They are all modeling their bridesmaid dresses from Cousin Regina’s wedding. In another, color-touched photograph Aunt Vallie is wearing mint green, the color of money. Aunt Lilly is flamboyant in daffodil yellow. Mom is pale, cerulean blue. In
the color photo the rainbow colors blend together in a homogenous whole and they smile at the photographer, forever young and vibrant. Here in this gray monotone portrait they seem like fossilized flowers preserved in stone, suspended in time. The similarity of the dresses enhances their personal dissimilarities.
Staring into the past from my stance in the future, I realize that these three twenty-something sisters are poised on a cusp of transformation. The Great Depression then World War II will buffet them like a great wave, washing away this rainbow moment. But for this fragile instant their eyes shine with hope. They are mercifully unaware that Aunt Vallie will break off her engagement and have her diamond ring hammered into a pendant that she seldom wore. Aunt Lilly will marry a man she met at the Army Air Force Base and move to Texas. He will be hideously disfigured when his plane crashes and burns. She will hate having to go to work to support her children.
Mom marries a veteran who returned home on crutches because her other beaus deferentially stepped out of the way. She panicked on her wedding day when she couldn’t find her white shoes. My dad’s best man, a practical joker,

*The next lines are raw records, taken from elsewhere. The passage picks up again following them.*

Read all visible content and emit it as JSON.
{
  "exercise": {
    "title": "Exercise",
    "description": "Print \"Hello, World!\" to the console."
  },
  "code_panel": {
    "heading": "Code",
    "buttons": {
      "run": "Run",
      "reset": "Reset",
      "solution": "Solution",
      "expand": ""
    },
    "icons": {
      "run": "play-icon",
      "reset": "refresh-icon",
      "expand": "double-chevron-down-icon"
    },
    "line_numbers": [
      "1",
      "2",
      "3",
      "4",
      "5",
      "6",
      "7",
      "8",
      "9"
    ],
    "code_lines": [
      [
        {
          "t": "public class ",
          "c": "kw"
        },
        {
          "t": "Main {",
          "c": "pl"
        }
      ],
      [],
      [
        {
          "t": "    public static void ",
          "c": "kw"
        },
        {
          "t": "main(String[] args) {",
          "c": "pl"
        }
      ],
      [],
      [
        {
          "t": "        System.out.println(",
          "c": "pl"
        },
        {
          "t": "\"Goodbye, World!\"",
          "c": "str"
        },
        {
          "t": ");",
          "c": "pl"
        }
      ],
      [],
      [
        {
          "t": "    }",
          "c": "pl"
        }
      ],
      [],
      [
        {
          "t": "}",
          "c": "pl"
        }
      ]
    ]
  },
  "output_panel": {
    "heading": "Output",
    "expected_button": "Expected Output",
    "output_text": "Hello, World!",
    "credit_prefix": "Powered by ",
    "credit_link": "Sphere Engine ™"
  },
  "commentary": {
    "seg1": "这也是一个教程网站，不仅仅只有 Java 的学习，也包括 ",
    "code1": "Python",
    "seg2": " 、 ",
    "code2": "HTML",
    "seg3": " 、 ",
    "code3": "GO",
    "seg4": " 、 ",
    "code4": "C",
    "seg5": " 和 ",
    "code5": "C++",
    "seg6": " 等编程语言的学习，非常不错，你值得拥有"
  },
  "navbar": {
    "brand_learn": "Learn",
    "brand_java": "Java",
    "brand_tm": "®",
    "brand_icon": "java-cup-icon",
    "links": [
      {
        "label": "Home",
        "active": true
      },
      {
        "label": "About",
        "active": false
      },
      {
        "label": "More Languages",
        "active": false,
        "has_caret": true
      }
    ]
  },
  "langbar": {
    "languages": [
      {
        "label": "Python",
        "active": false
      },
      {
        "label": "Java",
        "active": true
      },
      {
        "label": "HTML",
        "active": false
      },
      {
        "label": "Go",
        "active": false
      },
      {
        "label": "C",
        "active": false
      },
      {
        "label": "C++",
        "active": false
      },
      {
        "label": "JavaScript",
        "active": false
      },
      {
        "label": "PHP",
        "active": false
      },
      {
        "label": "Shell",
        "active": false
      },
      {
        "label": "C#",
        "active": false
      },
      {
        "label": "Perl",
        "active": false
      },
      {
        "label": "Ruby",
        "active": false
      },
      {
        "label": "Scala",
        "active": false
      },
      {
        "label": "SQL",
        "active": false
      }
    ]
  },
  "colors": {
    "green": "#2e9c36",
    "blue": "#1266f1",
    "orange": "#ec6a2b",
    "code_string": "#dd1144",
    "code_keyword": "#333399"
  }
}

suggested they hide in the vestibule as Mom crept up the aisle, walking slower and slower, afraid she had been stood up at the altar. Another woman would have run crying from the church, but not the shy girl slumped against the faux marble background with her sisters. Aunt Vallie, her maid of honor, must have reached the altar first. Did she smile and nod to Mom, encouraging her to creep forward?
Aunt Vallie had the courage to attend Business College without a high school diploma and become a career woman before careers were fashionable. Aunt Lilly hated school. In retrospect, I believe she was broken by nuns who forced her to use her right-hand when she preferred her left. The sour taste never left her mouth. “Mama should have made me go to school,” she wailed years later. Grandma tried and failed. I don’t think Aunt Lilly ever forgave her. But she forced herself to work, to stay with a crippled husband although she had been automatically excommunicated from the Catholic Church for marrying a divorced man. “If you make your bed, you have to sleep in it.” That was the family motto.
In the end Aunt Lilly had a few good years and a taste of heaven. She retired, lounged on her French provincial furniture watching her favorite soap operas, ignoring the
canker pains nibbling at her intestines although she could have gone to a doctor—she had good insurance.
Aunt Vallie masked the growing tumor in her kidney with Bufferin until she was too sick to move. By then her cancer had spread. What you don’t know can hurt you.
After Dad died Mom got a dog to keep her company. She travelled as much as possible until she misplaced her mind, along with her good jewelry, but she still managed to outlive everyone.
She’s still alive today. Her face looks out at me from my mirror as I metamorphose into her little by little. Soon I will become her entirely.
Published in Stories